Album of the week: When Vampire Weekend and The Walkmen combine, wondrous pop narratives are the result

Rostam Batmanglij (far left), the former multi-instrumentalist from Vampire Weekend and Hamilton Leithauser, the frontman of now-defunct indie rock band The Walkmen, have come together for album I Had A Dream That You Were Mine.
Rostam Batmanglij (far left), the former multi-instrumentalist from Vampire Weekend and Hamilton Leithauser, the frontman of now-defunct indie rock band The Walkmen, have come together for album I Had A Dream That You Were Mine.PHOTO: GLASSNOTE RECORDS

Hamilton Leithauser & Rostam invoke a piece of cinema with their wondrous pop narratives

The album title, I Had A Dream That You Were Mine, is the first line from the opening track A 1,000 Times and alludes to the fairy dust sprinkled all over the tale of unrequited love.

One of those zingers you do not expect, it is reason enough to restore faith in the transformative quality of music.

The song is among 10 wondrous pop narratives whipped up by two kids from Washington, DC - Hamilton Leithauser, the frontman of now-defunct feted indie rockers The Walkmen, and Rostam Batmanglij, the former keyboardist of collegiate-indie darlings Vampire Weekend.

It is an unlikely pairing that plays to each person: Leithauser has a raspy yet limber voice, on the edge of a precipice. It wants to hug you and also executes a bungee jump. Batmanglij is his equal: a wunderkind whose aural soundscapes are magicked from the coffers of 20th- century music.

It is silk and steel, modern and retro, without sounding wink-wink ironic or schmaltzy-touristy. Both artists pour their heart and soul into each song.

  • INDIE ROCK/DOO-WOP

  • I HAD A DREAM THAT YOU WERE MINE

    Hamilton Leithauser & Rostam

    Glassnote Records

    4/5 stars

In these times, when artists such as Beyonce and Frank Ocean are wont to create visual albums, with a stable of expensive videos to accompany the music releases, Leithauser and Batmanglij effortlessly invoke a piece of cinema with just sounds.

Immerse in the Tex-Mex air of wanderlust of In A Black Out: a gently fingerpicked acoustic guitar shading Leithauser's dustbowl confessional about "living in a nameless town" where someone he loves is coming to bid him a final farewell.

This is followed by When The Truth Is…, a bar-room confessional about "drowning out the night with the last of the wine", the doo-wop rhythms jousting with wham-bam, staccato percussion.

You are swept along with Leithauser's voice, which can sound sad, brusque, defiant, vulnerable, depending on his mood swings. He howls and whoops in You Ain't That Young Kid, a tint of wistfulness as he rues a youthful infatuation.

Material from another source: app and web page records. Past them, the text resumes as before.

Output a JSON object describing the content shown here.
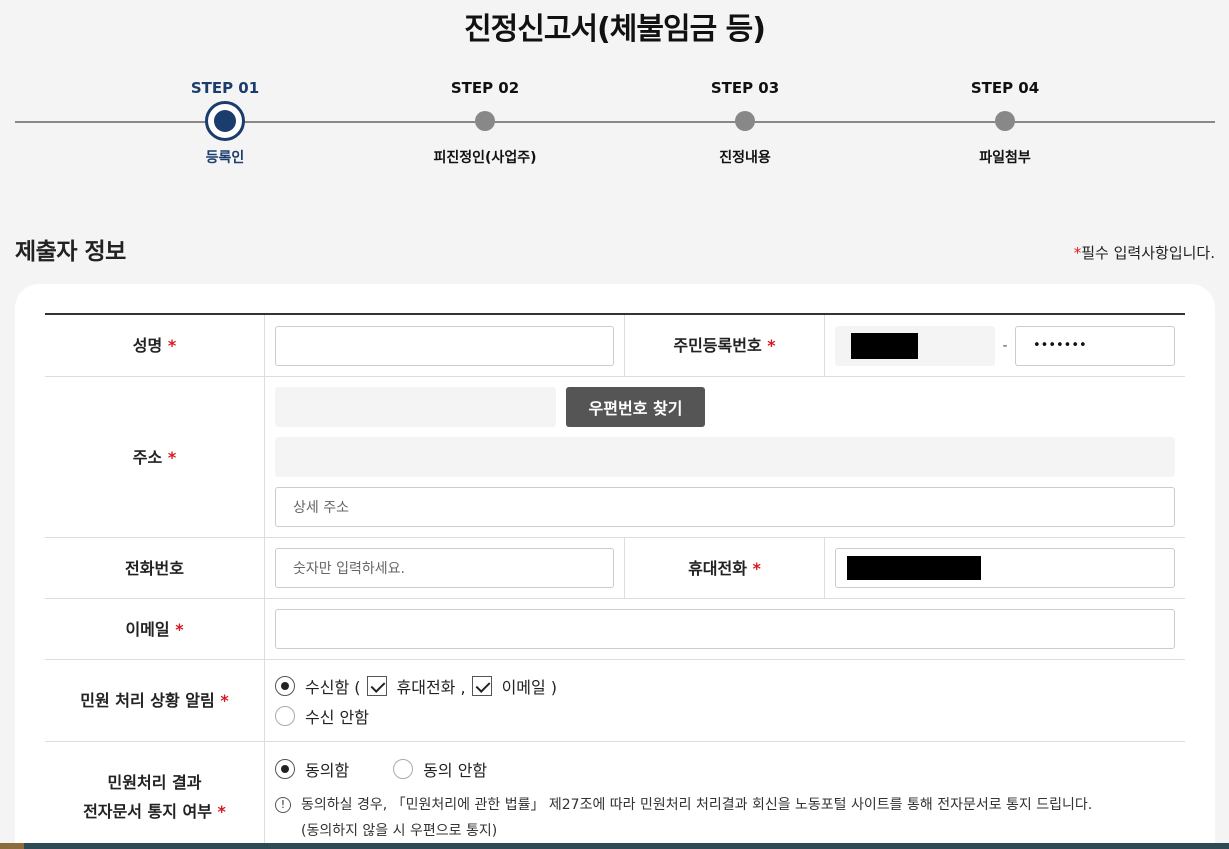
{
  "page_title": "진정신고서(체불임금 등)",
  "steps": [
    {
      "no": "STEP 01",
      "name": "등록인",
      "active": true
    },
    {
      "no": "STEP 02",
      "name": "피진정인(사업주)",
      "active": false
    },
    {
      "no": "STEP 03",
      "name": "진정내용",
      "active": false
    },
    {
      "no": "STEP 04",
      "name": "파일첨부",
      "active": false
    }
  ],
  "section_title": "제출자 정보",
  "required_note": {
    "star": "*",
    "text": "필수 입력사항입니다."
  },
  "form": {
    "required_mark": "*",
    "name": {
      "label": "성명",
      "value": ""
    },
    "resident_no": {
      "label": "주민등록번호",
      "separator": "-",
      "back_value": "•••••••"
    },
    "address": {
      "label": "주소",
      "zip_button": "우편번호 찾기",
      "detail_placeholder": "상세 주소"
    },
    "phone": {
      "label": "전화번호",
      "placeholder": "숫자만 입력하세요."
    },
    "mobile": {
      "label": "휴대전화"
    },
    "email": {
      "label": "이메일",
      "value": ""
    },
    "notify": {
      "label": "민원 처리 상황 알림",
      "receive": "수신함 (",
      "mobile_opt": "휴대전화 ,",
      "email_opt": "이메일 )",
      "no_receive": "수신 안함"
    },
    "edoc": {
      "label_line1": "민원처리 결과",
      "label_line2": "전자문서 통지 여부",
      "agree": "동의함",
      "disagree": "동의 안함",
      "notice_icon": "!",
      "notice_line1": "동의하실 경우, 「민원처리에 관한 법률」 제27조에 따라 민원처리 처리결과 회신을 노동포털 사이트를 통해 전자문서로 통지 드립니다.",
      "notice_line2": "(동의하지 않을 시 우편으로 통지)"
    }
  },
  "colors": {
    "accent": "#1b3d6d",
    "required": "#d71920",
    "button": "#555555"
  }
}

Your heart crumbles when you hear The Bride's Dad, with the singer adopting the point of view of a deadbeat parent giving an awkward speech at his daughter's wedding.

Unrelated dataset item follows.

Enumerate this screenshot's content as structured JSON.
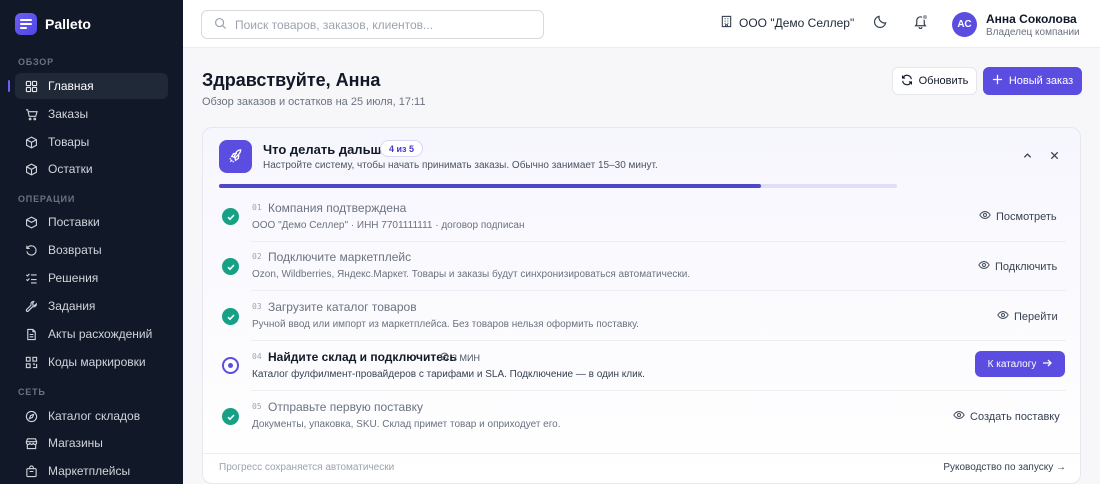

"My teeth are chipped, my beard is grey/Your mother left, she's not impressed," he croaks, accompanied by Batmanglij's caressing ivory plinks.

Just when you think it's going to be a bleary-eyed ode to the sad bag of a father, the song switches to a rousing hoedown as he recalls a glimmer of a smile on his daughter's face when he is dragged away from the stage.

Is this illusion? Who cares, when the music lifts you up and everything seems fine.

Such is the case with the breathtaking closer, 1959. Leithauser and sweet-voiced Angel Deradoorian, formerly of Dirty Projectors, swoon and croon in a symphonic duet. The moon is hung. The stars are dusted across a black canvas of imagination.

"One day I'll stop to listen," Deradoorian exhorts all to trust their inner ear. Sometimes, things are better left unsaid.

A version of this article appeared in the print edition of The Straits Times on October 26, 2016, with the headline 'Cinematic sounds'. Print Edition | Subscribe